(Supplied data Opens)

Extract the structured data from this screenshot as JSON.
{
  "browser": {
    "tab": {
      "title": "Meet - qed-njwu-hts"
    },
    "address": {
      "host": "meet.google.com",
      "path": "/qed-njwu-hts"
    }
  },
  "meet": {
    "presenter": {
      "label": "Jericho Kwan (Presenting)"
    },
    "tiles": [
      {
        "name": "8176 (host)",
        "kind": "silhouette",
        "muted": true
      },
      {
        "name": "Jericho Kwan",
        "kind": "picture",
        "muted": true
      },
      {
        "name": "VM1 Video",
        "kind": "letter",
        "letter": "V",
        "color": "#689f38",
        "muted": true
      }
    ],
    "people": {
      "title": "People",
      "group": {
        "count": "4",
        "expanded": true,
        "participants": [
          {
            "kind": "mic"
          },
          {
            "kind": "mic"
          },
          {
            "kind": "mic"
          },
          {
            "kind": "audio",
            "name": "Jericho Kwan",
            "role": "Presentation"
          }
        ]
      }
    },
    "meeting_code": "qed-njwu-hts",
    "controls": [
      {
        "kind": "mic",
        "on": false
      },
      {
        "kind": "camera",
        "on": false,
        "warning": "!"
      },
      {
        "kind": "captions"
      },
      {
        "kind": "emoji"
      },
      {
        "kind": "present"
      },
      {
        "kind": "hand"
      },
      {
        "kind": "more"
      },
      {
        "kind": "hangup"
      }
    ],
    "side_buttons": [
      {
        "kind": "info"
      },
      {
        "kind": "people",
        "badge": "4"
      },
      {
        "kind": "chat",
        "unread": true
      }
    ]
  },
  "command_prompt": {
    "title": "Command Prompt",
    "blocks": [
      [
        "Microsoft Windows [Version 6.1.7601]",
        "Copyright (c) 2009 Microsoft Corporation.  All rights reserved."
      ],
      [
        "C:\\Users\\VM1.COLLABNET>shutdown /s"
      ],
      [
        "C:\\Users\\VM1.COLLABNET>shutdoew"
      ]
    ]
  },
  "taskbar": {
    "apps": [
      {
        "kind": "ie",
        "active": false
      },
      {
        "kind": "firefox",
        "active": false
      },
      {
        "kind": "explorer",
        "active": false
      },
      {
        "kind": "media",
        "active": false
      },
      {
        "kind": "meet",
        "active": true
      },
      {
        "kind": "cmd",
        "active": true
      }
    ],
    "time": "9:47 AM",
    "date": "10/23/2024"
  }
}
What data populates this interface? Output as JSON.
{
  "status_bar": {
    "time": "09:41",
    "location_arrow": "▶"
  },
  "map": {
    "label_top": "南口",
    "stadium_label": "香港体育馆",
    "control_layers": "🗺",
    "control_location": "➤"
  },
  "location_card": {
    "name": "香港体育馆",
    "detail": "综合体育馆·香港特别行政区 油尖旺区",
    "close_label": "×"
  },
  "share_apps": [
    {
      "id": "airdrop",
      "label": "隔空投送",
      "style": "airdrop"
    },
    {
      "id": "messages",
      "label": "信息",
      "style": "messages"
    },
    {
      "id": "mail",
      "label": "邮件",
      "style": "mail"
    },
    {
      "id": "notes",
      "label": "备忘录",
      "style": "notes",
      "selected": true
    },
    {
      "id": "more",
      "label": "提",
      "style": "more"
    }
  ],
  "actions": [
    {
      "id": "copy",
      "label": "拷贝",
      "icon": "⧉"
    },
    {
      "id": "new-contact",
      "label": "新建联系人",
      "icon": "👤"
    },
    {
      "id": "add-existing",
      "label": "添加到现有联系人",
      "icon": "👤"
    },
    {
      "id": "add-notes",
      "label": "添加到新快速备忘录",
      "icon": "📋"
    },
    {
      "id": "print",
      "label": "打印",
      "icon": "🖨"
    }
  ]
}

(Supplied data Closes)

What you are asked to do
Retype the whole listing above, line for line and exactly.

Completed exercise
Extract the structured data from this screenshot as JSON.
{
  "browser": {
    "tab": {
      "title": "Meet - qed-njwu-hts"
    },
    "address": {
      "host": "meet.google.com",
      "path": "/qed-njwu-hts"
    }
  },
  "meet": {
    "presenter": {
      "label": "Jericho Kwan (Presenting)"
    },
    "tiles": [
      {
        "name": "8176 (host)",
        "kind": "silhouette",
        "muted": true
      },
      {
        "name": "Jericho Kwan",
        "kind": "picture",
        "muted": true
      },
      {
        "name": "VM1 Video",
        "kind": "letter",
        "letter": "V",
        "color": "#689f38",
        "muted": true
      }
    ],
    "people": {
      "title": "People",
      "group": {
        "count": "4",
        "expanded": true,
        "participants": [
          {
            "kind": "mic"
          },
          {
            "kind": "mic"
          },
          {
            "kind": "mic"
          },
          {
            "kind": "audio",
            "name": "Jericho Kwan",
            "role": "Presentation"
          }
        ]
      }
    },
    "meeting_code": "qed-njwu-hts",
    "controls": [
      {
        "kind": "mic",
        "on": false
      },
      {
        "kind": "camera",
        "on": false,
        "warning": "!"
      },
      {
        "kind": "captions"
      },
      {
        "kind": "emoji"
      },
      {
        "kind": "present"
      },
      {
        "kind": "hand"
      },
      {
        "kind": "more"
      },
      {
        "kind": "hangup"
      }
    ],
    "side_buttons": [
      {
        "kind": "info"
      },
      {
        "kind": "people",
        "badge": "4"
      },
      {
        "kind": "chat",
        "unread": true
      }
    ]
  },
  "command_prompt": {
    "title": "Command Prompt",
    "blocks": [
      [
        "Microsoft Windows [Version 6.1.7601]",
        "Copyright (c) 2009 Microsoft Corporation.  All rights reserved."
      ],
      [
        "C:\\Users\\VM1.COLLABNET>shutdown /s"
      ],
      [
        "C:\\Users\\VM1.COLLABNET>shutdoew"
      ]
    ]
  },
  "taskbar": {
    "apps": [
      {
        "kind": "ie",
        "active": false
      },
      {
        "kind": "firefox",
        "active": false
      },
      {
        "kind": "explorer",
        "active": false
      },
      {
        "kind": "media",
        "active": false
      },
      {
        "kind": "meet",
        "active": true
      },
      {
        "kind": "cmd",
        "active": true
      }
    ],
    "time": "9:47 AM",
    "date": "10/23/2024"
  }
}
What data populates this interface? Output as JSON.
{
  "status_bar": {
    "time": "09:41",
    "location_arrow": "▶"
  },
  "map": {
    "label_top": "南口",
    "stadium_label": "香港体育馆",
    "control_layers": "🗺",
    "control_location": "➤"
  },
  "location_card": {
    "name": "香港体育馆",
    "detail": "综合体育馆·香港特别行政区 油尖旺区",
    "close_label": "×"
  },
  "share_apps": [
    {
      "id": "airdrop",
      "label": "隔空投送",
      "style": "airdrop"
    },
    {
      "id": "messages",
      "label": "信息",
      "style": "messages"
    },
    {
      "id": "mail",
      "label": "邮件",
      "style": "mail"
    },
    {
      "id": "notes",
      "label": "备忘录",
      "style": "notes",
      "selected": true
    },
    {
      "id": "more",
      "label": "提",
      "style": "more"
    }
  ],
  "actions": [
    {
      "id": "copy",
      "label": "拷贝",
      "icon": "⧉"
    },
    {
      "id": "new-contact",
      "label": "新建联系人",
      "icon": "👤"
    },
    {
      "id": "add-existing",
      "label": "添加到现有联系人",
      "icon": "👤"
    },
    {
      "id": "add-notes",
      "label": "添加到新快速备忘录",
      "icon": "📋"
    },
    {
      "id": "print",
      "label": "打印",
      "icon": "🖨"
    }
  ]
}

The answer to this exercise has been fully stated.